4. A resin panel production method as defined in claim 1 wherein the step of applying a protective layer involves the application of a liquid layer of polymerizable resin mix similar in composition to that contained in the fiber layer.
5. A resin panel production method as defined in claim 1 wherein the step of applying a protective layer involves the application of a liquid layer of lacquer which is inert to and unrelated to the resin mix contained in the fiber layer.
6. A resin panel production method as defined in claim 5, wherein the step of applying a protective layer involves the a t ral-ef esLiassa u.
|Patente citada||Fecha de presentación||Fecha de publicación||Solicitante||Título|
|US2528168 *||10 Nov 1943||31 Oct 1950||Us Rubber Co||Method of making resin impregnated fabrics|
|US3109763 *||20 Sep 1955||5 Nov 1963||Johns Manville Fiber Glass Inc||Method and apparatus for forming a fiber reinforced resin panel|
|US3536551 *||15 May 1967||27 Oct 1970||Saint Gobain||Method of manufacturing composite laminated resinous sheets|
|US3793102 *||13 Sep 1972||19 Feb 1974||Usm Corp||Process for forming backed microporous sheet|
|Patente citante||Fecha de presentación||Fecha de publicación||Solicitante||Título|
|US4295911 *||30 May 1980||20 Oct 1981||Dynamit Nobel Aktiengesellschaft||Protective layer for surface seals in building construction, underground construction, and civil engineering construction|
|US4893840 *||15 Abr 1988||16 Ene 1990||Berkowitz William E||Article identification label and method of article identification|

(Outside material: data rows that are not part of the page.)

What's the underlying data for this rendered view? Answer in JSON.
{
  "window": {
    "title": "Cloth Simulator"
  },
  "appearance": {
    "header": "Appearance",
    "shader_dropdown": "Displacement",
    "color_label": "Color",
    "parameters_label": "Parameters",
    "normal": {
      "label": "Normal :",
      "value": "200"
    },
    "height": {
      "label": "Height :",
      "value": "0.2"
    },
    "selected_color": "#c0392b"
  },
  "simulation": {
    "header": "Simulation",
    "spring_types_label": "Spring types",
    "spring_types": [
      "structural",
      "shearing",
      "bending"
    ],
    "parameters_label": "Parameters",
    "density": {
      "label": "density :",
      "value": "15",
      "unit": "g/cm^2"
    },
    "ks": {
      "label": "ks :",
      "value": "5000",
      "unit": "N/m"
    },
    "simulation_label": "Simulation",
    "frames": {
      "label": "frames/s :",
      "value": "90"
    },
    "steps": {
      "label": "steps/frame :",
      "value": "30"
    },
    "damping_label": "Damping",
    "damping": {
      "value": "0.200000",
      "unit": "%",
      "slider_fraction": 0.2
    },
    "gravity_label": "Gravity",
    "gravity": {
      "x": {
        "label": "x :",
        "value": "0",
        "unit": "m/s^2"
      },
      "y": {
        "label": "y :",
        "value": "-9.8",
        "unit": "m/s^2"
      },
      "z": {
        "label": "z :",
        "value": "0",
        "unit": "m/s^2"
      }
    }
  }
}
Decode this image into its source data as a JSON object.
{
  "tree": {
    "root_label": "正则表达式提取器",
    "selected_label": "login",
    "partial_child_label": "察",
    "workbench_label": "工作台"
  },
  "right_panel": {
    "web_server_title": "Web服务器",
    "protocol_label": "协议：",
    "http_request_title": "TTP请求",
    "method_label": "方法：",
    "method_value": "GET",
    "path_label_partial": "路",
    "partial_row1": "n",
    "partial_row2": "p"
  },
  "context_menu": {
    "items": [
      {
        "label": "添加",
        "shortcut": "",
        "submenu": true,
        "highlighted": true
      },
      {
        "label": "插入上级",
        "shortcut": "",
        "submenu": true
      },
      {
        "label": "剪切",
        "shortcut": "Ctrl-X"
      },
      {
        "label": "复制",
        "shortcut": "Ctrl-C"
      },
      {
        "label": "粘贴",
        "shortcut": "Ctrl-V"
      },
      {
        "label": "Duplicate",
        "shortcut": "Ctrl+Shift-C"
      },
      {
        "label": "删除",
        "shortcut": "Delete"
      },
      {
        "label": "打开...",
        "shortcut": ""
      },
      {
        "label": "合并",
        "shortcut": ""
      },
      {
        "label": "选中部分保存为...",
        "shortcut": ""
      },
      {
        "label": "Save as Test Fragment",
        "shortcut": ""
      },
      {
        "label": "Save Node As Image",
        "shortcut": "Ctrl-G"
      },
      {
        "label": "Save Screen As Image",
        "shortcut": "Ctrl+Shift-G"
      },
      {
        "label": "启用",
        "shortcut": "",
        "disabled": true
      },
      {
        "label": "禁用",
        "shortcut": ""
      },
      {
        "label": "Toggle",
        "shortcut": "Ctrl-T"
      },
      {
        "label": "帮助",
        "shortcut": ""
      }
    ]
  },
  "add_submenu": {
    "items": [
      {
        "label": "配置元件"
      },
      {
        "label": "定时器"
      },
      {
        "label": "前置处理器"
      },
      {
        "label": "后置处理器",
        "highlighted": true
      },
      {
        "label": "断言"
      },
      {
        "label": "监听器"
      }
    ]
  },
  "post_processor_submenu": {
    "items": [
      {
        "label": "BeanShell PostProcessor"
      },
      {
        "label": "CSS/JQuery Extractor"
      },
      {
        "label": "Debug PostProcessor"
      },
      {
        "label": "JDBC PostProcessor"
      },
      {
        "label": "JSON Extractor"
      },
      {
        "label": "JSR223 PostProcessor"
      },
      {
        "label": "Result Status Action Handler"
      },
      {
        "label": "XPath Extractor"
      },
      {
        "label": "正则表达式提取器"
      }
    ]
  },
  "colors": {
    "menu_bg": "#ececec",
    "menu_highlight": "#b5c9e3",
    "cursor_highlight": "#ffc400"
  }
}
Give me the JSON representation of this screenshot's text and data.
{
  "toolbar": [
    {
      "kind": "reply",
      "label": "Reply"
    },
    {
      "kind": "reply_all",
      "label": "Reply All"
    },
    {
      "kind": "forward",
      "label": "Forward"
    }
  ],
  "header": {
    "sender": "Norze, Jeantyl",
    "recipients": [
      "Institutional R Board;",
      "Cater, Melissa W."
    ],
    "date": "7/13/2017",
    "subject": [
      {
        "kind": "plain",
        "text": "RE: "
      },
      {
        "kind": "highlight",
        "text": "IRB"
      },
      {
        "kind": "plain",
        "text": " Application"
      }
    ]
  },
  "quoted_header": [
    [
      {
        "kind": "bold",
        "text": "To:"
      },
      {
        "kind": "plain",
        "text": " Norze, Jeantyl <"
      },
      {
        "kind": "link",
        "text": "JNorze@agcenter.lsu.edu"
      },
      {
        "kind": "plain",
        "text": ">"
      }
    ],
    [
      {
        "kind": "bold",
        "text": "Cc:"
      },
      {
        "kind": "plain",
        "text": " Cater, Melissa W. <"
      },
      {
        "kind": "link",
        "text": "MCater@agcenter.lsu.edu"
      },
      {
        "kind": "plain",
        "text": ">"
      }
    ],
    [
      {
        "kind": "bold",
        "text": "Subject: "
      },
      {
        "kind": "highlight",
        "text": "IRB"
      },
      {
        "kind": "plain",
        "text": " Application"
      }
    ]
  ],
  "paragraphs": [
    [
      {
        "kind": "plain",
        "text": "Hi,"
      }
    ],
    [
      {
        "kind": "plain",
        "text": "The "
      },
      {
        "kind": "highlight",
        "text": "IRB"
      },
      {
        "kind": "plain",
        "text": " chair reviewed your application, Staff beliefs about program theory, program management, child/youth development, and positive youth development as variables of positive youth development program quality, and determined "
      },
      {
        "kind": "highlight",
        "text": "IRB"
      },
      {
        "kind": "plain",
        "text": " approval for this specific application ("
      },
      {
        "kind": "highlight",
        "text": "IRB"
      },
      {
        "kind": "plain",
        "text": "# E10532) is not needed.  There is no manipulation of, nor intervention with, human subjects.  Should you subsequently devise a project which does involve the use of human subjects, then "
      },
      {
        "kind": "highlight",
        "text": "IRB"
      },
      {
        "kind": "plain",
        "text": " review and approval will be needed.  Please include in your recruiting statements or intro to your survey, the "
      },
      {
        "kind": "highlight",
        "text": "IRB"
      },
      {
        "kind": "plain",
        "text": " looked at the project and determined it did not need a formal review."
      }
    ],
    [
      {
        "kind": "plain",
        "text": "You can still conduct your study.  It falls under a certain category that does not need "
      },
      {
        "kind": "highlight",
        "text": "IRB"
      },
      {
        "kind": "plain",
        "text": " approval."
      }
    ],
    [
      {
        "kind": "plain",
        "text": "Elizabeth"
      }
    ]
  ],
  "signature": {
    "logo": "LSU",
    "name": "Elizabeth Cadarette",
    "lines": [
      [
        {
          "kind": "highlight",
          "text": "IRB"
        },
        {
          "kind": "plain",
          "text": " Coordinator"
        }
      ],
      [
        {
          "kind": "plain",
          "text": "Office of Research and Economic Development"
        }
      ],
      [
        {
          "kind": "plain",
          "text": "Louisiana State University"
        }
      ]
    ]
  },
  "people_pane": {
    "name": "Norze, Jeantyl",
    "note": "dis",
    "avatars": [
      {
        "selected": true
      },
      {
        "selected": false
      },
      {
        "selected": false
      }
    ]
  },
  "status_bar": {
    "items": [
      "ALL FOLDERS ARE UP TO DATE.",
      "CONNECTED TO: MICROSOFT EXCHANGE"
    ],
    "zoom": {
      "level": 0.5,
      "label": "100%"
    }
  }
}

|US5064692 *||15 Feb 1990||12 Nov 1991||International Paper Company||Method for producing paper products having increased gloss in which surface characteristics of a release film are imparted to coated substrates|
|US5124199 *||22 Mar 1991||23 Jun 1992||Ethyl Corporation||Cured coated composites and their production|
|US5328510 *||23 Oct 1992||12 Jul 1994||International Paper Company||Apparatus for making paper and paperboard having enhanced gloss|
|US5716677 *||21 Mar 1996||10 Feb 1998||Ohio Aerospace Institute||Protective coatings for polyimide composites|
|US6025460 *||4 Nov 1997||15 Feb 2000||Ohio Aerospace Institute||Polyamide precursor|
|US7025013||16 Jul 2004||11 Abr 2006||Brunswick Corporation||Multilayered submersible structure with fouling inhibiting characteristic|
|US7381285 *||14 Abr 2005||3 Jun 2008||Nec Corporation||Manufacturing method of a device|
|US7815967 *||19 Oct 2010||Alain Yang||Continuous process for duct liner production with air laid process and on-line coating|
|US20040217507 *||21 May 2004||4 Nov 2004||Alain Yang||Continuous process for duct liner production with air laid process and on-line coating|
|US20050236091 *||14 Abr 2005||27 Oct 2005||Nec Corporation||Manufacturing method of a device|
|Clasificación de EE.UU.||156/247, 156/276, 156/307.1, 427/389.9, 427/316, 156/280, 427/209, 156/323, 156/249|
|Clasificación internacional||B05D1/36, B32B27/00, B32B, D06C, B29D|